The vibe was super-mellow. Most fans didn’t care too much about the game. It was great… Michelle and I walked all over without anyone wanting to check our tickets. And nobody knew much about any of the players… so the only real cheers came when Hang Conger or Mike Trout did something. They’re both Angels prospects. And Conger ended up as the game’s MVP since he hit a three-run homer to right field. It barely cleared the wall but it gave the US team all the offense it would need. I mean, they scored plenty of runs, but the World team only scored one. It wasn’t exactly a riveting contest. Final score: World 1, US 9. Wow.
For the final inning or so, I was right behind the World team’s dugout:
It was pretty cool… and after the game ended Michelle and witnessed a mascot dance party going on in right field while the Legends and Celebrity Softball game got set up.
If you’re wondering about all the mascot photos, well, I guess I just like ’em. See, in Anaheim there isn’t a real mascot. Sure, the Rally Monkey appears digitally–but there’s never a big, crazy character running around and interacting with fans. So, I relished the overabundance of mascot-ness. Woo!
OK, flashforward to the softball game introductions. The National League team had the likes of Guy Fieri, Mario Lopez, Jennie Finch, Mike Piazza, Dave Winfield, and Ozzie Smith:
And the American League team had players like James Denton, MC Hammer, Rollie Fingers, Fred Lynn, Tim Salmon (the crowd favorite), and Bo Jackson:
I found out late in the action that commemorative softballs were being used… cool! I didn’t snag one though, even though I tried after the game. Oh, well.
I’m not even going to try to recap the details of the game. It was all sorts of crazy.

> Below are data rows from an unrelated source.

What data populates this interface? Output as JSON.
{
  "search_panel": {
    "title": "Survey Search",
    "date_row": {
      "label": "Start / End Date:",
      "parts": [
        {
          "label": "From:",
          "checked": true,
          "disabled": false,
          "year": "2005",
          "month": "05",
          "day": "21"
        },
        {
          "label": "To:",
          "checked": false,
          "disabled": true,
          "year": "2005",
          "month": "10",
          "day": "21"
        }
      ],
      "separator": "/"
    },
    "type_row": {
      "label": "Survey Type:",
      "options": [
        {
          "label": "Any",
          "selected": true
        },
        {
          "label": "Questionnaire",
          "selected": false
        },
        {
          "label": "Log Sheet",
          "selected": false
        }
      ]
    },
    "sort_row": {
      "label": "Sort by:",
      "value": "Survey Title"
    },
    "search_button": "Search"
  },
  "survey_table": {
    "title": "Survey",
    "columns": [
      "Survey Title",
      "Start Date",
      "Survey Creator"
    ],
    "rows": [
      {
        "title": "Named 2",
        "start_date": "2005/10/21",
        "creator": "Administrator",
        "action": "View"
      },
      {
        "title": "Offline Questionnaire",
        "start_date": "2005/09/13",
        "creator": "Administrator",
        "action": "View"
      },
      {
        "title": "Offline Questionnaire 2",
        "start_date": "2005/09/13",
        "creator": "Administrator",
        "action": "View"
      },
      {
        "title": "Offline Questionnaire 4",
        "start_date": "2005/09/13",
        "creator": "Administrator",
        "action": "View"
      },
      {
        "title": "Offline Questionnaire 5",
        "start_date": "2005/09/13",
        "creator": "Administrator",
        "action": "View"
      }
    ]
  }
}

Home runs were hit:
Bo (“knows fancy footwear”) Jackson pushed people, Tim Salmon played second base, Chuck Finley gave up a homer to Jennie Finch:
And it was the first-ever home run hit by a female at the celebrity game!
It was actually a lot more fun to watch the celebrity game in person than it is to watch it on TV. You get to hear and see all kinds of stuff the TV crowd misses out on.
The AL won by four or five runs… and each team chose a player to do a mini home run derby as a bonus for the fans. It ended up being Mike Piazza against Tim Salmon. Each guy got five pitches/swings. Piazza hit one homer… Salmon, he was a perfect five for five! He’d also hit a home run during the game and afterward he jokingly asked, via a host’s microphone, “Angel fans, does that count as 300?” We all cheered for him… Salmon retired with 299 career home runs.
Anyway, as the HRD of softball land ended, Salmon almost hit one out of the park–for real. Like, not over the temporary softball fence… over the real fence… impressive.
The teams posed for a picture:
And then the night ended with a fireworks display! Nice surprise, Angel Stadium.
We left the stadium at about 8:45, checked out the Sponsor Zone for a minute:
And then we walked to the car… we’d both had a ton of fun.
It was a mellow Futures Game, a crazy and silly Celebrity Game, and I’d snagged a batting glove, gotten two autographs, and ended up with three baseballs, all commemorative:
AND–I had decided to spend a few hours at FanFest the next morning before heading to the Home Run Derby! Whoa…